7 things about Airbnb that no one tells you
With rent continuing to rise in Toronto, it’s never been a better time to fill that basement apartment. For those of us who don’t have separate units, there is still opportunity to make a little extra cash by renting out your place while you’re away, or even a spare room or couch through Airbnb. Here’s 7 tips that no one ever tells you about being an Airbnb host from Apartment Therapy:
1. You will have to “neutralize” your pad.
This means clearing out all of the personal items and then some, says Mariana Leung-Weinstein, who has been hosting guests for over a year at Wicked Finch Farm, a property she and her husband inherited in Pawling, New York.
“Most people think they can just open up any home and make it into a rental, but it took more time than I ever imagined,” she says. “You want it to have some personality but not enough to be off-putting or for guests to feel like they are crashing at a stranger’s home.”
For Leung-Weinstein, this meant sweeping the house for anything that could be deemed “creepy.” “Weirdly, that meant surveying any decor items, figurines, or artwork that looked like they had big eyes or strange faces,” she says. “This was one thing I never anticipated.”
2. Plan for tons of paperwork and price wars
This includes scheduling, check-in logistics, shopping for the best homeowners insurance, and organizing your taxes, says Lindsey Smith, who has been a host at this Pittsburgh property since 2014.
“A lot of people don’t want to talk about money when it comes to hosting, but it’s super important,” she says. “It’s pretty frustrating when other hosts drop their prices super-low to be competitive or when people try to haggle a price.”
Prices can—and should fluctuate—but Smith says that many times, it feels like the market devalues how much time and money it costs to operate an Airbnb.

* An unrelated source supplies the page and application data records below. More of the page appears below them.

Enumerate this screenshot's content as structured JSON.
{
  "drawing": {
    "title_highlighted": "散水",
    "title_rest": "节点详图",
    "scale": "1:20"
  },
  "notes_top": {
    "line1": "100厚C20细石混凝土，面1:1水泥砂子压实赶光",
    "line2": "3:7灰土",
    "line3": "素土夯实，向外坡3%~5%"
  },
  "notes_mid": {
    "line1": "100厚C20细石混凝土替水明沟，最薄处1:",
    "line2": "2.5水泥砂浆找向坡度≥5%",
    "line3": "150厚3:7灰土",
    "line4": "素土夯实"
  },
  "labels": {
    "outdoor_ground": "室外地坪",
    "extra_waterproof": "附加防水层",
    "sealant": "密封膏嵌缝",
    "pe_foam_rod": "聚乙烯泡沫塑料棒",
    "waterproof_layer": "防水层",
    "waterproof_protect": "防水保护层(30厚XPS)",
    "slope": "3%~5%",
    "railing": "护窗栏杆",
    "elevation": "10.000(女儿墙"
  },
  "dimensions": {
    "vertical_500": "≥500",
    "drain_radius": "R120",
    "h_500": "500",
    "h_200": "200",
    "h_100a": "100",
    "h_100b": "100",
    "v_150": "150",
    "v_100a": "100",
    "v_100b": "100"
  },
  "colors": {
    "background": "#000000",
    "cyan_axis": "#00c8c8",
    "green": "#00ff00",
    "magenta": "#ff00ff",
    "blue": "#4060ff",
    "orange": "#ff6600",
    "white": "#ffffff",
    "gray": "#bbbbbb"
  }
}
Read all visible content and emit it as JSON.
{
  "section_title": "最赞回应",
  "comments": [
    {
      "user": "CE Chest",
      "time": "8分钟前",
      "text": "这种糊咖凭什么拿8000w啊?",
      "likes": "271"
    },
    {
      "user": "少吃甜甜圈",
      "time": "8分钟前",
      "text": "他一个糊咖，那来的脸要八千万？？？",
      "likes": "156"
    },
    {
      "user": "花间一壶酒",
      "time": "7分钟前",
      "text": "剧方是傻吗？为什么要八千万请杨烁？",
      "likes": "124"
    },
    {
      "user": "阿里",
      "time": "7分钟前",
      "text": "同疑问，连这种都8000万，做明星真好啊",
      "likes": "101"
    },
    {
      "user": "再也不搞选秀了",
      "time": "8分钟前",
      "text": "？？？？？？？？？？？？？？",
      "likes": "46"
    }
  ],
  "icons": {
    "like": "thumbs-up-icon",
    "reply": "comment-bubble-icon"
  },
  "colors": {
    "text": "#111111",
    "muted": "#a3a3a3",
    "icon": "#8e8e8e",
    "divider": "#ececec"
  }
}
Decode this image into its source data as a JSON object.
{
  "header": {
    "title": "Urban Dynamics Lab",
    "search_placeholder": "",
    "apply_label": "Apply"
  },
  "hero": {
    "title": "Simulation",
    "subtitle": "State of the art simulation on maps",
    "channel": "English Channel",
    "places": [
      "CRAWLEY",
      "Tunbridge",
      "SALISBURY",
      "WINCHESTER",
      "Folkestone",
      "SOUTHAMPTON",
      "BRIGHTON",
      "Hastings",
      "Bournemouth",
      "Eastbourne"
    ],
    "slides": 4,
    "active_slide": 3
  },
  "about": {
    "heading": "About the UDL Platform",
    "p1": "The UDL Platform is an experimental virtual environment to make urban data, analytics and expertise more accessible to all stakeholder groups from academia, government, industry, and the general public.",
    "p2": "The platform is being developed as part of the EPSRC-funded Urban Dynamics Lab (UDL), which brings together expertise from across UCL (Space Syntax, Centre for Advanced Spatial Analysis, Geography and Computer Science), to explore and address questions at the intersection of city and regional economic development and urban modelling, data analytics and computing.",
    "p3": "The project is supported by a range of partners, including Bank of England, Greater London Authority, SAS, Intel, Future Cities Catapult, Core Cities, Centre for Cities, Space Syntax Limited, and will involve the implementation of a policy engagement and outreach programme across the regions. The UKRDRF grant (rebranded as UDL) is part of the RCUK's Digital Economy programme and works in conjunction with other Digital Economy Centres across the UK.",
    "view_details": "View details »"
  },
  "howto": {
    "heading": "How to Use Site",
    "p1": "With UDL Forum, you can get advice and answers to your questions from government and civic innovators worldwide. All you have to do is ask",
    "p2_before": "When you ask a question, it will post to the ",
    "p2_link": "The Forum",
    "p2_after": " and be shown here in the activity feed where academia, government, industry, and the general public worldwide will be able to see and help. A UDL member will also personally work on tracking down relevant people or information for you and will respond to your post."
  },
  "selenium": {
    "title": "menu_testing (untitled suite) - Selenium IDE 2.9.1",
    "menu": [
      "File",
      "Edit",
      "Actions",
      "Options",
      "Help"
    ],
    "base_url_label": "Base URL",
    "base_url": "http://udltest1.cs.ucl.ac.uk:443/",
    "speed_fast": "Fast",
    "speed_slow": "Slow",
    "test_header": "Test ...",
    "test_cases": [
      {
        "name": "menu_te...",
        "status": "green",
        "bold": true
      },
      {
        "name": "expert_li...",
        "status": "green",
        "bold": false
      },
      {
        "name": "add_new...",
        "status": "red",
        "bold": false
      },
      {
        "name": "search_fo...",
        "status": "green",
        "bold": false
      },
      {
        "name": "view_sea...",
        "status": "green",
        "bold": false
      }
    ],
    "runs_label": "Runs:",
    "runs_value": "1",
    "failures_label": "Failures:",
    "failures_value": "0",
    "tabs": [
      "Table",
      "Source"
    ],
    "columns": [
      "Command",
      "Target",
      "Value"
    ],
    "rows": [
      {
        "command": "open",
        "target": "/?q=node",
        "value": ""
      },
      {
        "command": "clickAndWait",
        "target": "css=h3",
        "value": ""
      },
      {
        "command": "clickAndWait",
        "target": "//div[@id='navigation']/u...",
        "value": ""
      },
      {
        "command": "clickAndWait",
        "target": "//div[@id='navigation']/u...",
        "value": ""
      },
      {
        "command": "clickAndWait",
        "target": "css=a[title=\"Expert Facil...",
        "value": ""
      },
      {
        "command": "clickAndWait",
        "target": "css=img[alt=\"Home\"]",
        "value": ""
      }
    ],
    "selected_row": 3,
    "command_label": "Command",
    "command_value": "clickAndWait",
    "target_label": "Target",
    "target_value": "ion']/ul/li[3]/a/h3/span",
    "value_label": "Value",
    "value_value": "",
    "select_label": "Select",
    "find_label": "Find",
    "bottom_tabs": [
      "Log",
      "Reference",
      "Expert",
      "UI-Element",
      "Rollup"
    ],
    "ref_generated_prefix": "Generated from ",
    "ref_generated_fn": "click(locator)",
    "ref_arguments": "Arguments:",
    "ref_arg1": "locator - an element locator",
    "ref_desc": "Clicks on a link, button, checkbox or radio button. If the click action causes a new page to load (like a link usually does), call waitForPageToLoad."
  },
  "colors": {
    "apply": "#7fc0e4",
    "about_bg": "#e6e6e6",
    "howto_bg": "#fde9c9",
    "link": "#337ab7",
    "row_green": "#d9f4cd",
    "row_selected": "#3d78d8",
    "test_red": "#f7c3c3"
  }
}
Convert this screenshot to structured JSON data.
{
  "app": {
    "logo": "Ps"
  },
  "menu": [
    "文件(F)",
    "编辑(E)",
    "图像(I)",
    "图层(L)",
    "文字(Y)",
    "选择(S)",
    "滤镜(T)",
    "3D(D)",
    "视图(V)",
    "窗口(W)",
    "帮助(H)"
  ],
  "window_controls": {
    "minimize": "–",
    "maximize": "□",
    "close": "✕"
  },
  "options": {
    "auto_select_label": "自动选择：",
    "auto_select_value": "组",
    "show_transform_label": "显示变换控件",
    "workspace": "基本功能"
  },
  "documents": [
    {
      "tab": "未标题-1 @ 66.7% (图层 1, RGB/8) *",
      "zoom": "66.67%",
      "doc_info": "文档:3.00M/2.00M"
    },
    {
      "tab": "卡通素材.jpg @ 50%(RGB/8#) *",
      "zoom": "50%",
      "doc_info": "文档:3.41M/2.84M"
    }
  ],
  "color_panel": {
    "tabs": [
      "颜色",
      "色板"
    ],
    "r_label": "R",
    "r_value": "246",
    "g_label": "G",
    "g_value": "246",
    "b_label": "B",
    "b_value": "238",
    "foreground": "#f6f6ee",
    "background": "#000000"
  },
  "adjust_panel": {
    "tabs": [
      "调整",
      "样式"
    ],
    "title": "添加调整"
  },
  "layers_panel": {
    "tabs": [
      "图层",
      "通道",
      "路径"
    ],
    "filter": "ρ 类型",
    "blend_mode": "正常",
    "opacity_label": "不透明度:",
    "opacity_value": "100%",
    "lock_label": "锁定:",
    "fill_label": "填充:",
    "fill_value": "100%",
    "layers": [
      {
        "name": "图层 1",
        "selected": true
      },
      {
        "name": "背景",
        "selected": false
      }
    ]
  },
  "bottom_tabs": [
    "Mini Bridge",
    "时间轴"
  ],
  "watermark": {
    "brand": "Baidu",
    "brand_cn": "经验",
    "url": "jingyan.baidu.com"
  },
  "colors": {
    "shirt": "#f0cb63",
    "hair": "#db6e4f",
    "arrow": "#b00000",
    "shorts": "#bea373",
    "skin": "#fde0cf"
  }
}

3. Expect for odd things to go missing
“This still surprises me,” Smith says of the sheets, lamps, and games that have disappeared from her Airbnb over the years. “I usually assume it’s because an accident happened and the person is afraid to say anything, but honestly, I’d rather know than to find out later that an item is gone.”
It’s not always intentional. “Forks and spoons disappear the most probably because people take them for snacks,” says Felipe Cabrera, who manages seven properties on Airbnb (four in Peru and three in San Francisco).
This ends up meaning that Cabrera buys a new set of six forks and spoons every three to four months per apartment. But sometimes it’s not just the cheap stuff that get taken: “We also had a nice set of steak knives disappear and learned our lesson not to provide anything fancy in that category,” he says.
4. Prepare to become a repeat towel shopper
Cabrera provides three large towels and three small towels per registered guest.
“This prevents us from getting requests for more towels,” he says. “We use nice cushy towels, the ones that make you feel good in the morning.”
Still, those get worn out very fast since they have to be washed after every guest. Since there are many days when guests check out at 11 a.m. and new guests arrive at 3 p.m., that leaves no time for laundry, so Cabrera needs more available as back-up. On average, Cabrera says he buys three new towels every month for his bigger property (which sleeps eight) and three new towels every two to three months for the small apartments.
“This is the only way we can manage this at scale,” he says.
5. Prepare to paint—and repaint.
If you’re planning on opening a family-friendly Airbnb property, take note of Karen Akpan’s experiences when she rents out her L.A. home.
“We have a big home and our goal is to accommodate families,” says Akpan, who blogs at The Mom Trotter. “This means lots of kids and me constantly painting the walls, especially due to the lingering fingerprints!”
6. Consider toiletry purchasing to be a balancing act
Determining the right amount of toiletries to offer guests has been something of an experiment, says Leung-Weinstein.
“I want to make sure that guests have enough amenities to enjoy throughout their stay, but not leave the bulk of supplies for guests to raid and take home,” she says. “In addition to items like shampoo, conditioner and soap, I like to also supply sheet masks and makeup remover as lots of girlfriend getaways get booked at our property. It has been interesting trying to figure out how many items to offer.”
7. You may have to deal with partiers
Cabrera says he used to have guests using his properties for parties at least once a month—until one very bad guest experience.
“We weren’t around to check on the place and it turned out that this person hosted a birthday party with 50-plus people at our house, much to the chagrin of our neighbors,” he says. “They tried to clean up afterwards but still left the biggest mess we’ve ever seen. Their guests went into private areas of the house, snooped around in our garage and stole a few expensive bottles of alcohol from the cellar.”
Because of this, he had to update his house rules and welcome messages to make it very clear that parties and larger gatherings aren’t permitted.
Still thinking about jumping in? If you live in a condo, be sure to check out the rules and regulations on short term rentals. Owning a freehold property will provide you with more flexibility, but do you due diligence to ensure you’re thoroughly covered and know what you’re getting into.